AI in Education

Research Asks If Machine Learning Can Make Better Enrollment Predictions

Could artificial intelligence help school districts better predict their fall enrollments? That was the question a team of researchers asked on behalf of the School District of Philadelphia.

Philadelphia's school system, like many others, offers residents school choice. Families may choose to send their students to the neighborhood school or to another one elsewhere in the city, including public charters or private schools. That flexibility poses a planning problem: Each year schools have no idea about the size of their incoming cohorts. While spring planning may tell district and site leaders that students intend to go to their local school, in the intervening months families may choose to send their kids elsewhere.

The district allocates resources in March for the upcoming school year and then reallocates resources as needed after October 1, once it has taken measure of discrepancies between the prospective spring enrollment and actual attendance in the fall, a process the district calls "leveling." The October leveling process can result in the elimination of classrooms, reassignment of students to different teachers and shifting of teachers to different schools or grade levels. This kind of disruption can have a big impact on classroom engagement for students

To see if there was a better way to plan for fall enrollment, the district turned to the Regional Educational Laboratory Mid-Atlantic, part of the federal Institute of Education Sciences network. In a project administered by Mathematica, researchers developed three machine learning algorithms for doing student enrollment prediction, to see if the results were any better than a "simple regression model" — figuring out which variables matter and which ones don't, and then applying the ones with impact to the calculations.

The AI didn't do any better. According to a recently published report and infographic, all four methods had similar accuracy, differing from actual fall cohort sizes by about six students, on average, including across schools "with larger proportions of black students, economically disadvantaged students and English learners." Each method resulted in the need to reallocate between 20% and 30% of students to different teachers in the October recount.

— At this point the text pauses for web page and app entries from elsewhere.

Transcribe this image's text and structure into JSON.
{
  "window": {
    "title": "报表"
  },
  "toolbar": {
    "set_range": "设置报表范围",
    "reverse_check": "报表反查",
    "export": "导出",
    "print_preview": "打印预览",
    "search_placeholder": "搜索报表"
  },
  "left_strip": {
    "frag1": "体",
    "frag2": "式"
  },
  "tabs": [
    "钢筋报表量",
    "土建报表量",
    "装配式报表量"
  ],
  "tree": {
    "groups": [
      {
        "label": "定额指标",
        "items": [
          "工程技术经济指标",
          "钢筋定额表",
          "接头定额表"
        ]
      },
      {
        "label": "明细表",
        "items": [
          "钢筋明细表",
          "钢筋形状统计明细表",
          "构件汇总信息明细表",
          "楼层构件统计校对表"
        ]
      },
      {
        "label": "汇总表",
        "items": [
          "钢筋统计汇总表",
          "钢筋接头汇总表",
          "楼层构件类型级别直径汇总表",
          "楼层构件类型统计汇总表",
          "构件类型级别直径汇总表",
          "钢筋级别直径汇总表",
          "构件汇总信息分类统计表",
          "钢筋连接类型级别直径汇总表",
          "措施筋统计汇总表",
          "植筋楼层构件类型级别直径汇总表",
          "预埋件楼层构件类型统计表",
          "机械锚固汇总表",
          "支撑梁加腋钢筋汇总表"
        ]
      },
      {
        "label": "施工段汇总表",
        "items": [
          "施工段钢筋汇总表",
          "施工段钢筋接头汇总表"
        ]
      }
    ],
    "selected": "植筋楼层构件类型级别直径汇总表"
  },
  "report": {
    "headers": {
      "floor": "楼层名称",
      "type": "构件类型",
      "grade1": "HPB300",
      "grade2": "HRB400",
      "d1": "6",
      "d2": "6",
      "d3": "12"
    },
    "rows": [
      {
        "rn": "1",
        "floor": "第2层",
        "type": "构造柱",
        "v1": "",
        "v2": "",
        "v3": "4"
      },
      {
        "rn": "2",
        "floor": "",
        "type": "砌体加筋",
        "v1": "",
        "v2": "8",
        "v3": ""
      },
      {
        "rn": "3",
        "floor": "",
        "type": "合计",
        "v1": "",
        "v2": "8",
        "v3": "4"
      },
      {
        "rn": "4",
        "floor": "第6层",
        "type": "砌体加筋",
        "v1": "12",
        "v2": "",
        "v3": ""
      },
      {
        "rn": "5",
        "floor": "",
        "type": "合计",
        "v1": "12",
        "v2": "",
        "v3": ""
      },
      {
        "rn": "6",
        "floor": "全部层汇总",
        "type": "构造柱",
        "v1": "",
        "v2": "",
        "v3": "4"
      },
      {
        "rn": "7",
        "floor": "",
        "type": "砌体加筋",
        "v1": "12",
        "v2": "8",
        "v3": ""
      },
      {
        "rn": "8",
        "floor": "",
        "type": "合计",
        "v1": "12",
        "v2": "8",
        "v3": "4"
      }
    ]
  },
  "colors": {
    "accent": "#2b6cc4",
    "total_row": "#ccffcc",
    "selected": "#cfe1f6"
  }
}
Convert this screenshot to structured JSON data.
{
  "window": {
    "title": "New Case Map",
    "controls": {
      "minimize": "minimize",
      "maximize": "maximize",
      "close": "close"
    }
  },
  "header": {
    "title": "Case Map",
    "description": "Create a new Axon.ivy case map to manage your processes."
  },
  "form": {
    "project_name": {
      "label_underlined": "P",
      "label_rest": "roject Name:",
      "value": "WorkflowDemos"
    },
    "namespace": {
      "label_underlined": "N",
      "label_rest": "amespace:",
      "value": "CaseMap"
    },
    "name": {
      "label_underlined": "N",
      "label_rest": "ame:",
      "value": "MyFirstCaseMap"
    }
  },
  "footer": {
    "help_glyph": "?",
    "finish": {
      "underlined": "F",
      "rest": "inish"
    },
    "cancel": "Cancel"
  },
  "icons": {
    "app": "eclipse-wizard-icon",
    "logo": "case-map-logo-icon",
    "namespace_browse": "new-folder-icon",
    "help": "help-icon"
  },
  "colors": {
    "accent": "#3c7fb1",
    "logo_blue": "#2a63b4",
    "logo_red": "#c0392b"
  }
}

While machine learning didn't generate any better results, the research project did come up with some guidance:

  • First, for districts with high rates of mobility, predictions would probably be refined if the schools gathered additional data later in the spring and early summer; and

  • Second, while any of the methods would generate similar predictions, regression models are easier and less expensive for districts to implement.

Also, while the research used 259 predictors from multiple schools (2016-2017 through 2018-2019), just a handful of variables really makes a difference:

  • The current enrollment for each grade, which had a predictor importance of 0.97;

  • The number of students with more than five in-school suspensions (0.91);

  • The number of students with more than five out-of-school suspensions (0.83); and

  • The number of students with fewer than six absences (0.65).

Finally, the researchers offered a caveat: The results may not be applicable in years to come since COVID-19 has wreaked havoc. The pandemic, the report stated, "might have fundamentally altered patterns of attrition and new entrants in a way that models based on historic data are unable to capture."

Details are openly available on the Regional Educational Laboratory website.

About the Author

Dian Schaffhauser is a former senior contributing editor for 1105 Media's education publications THE Journal, Campus Technology and Spaces4Learning.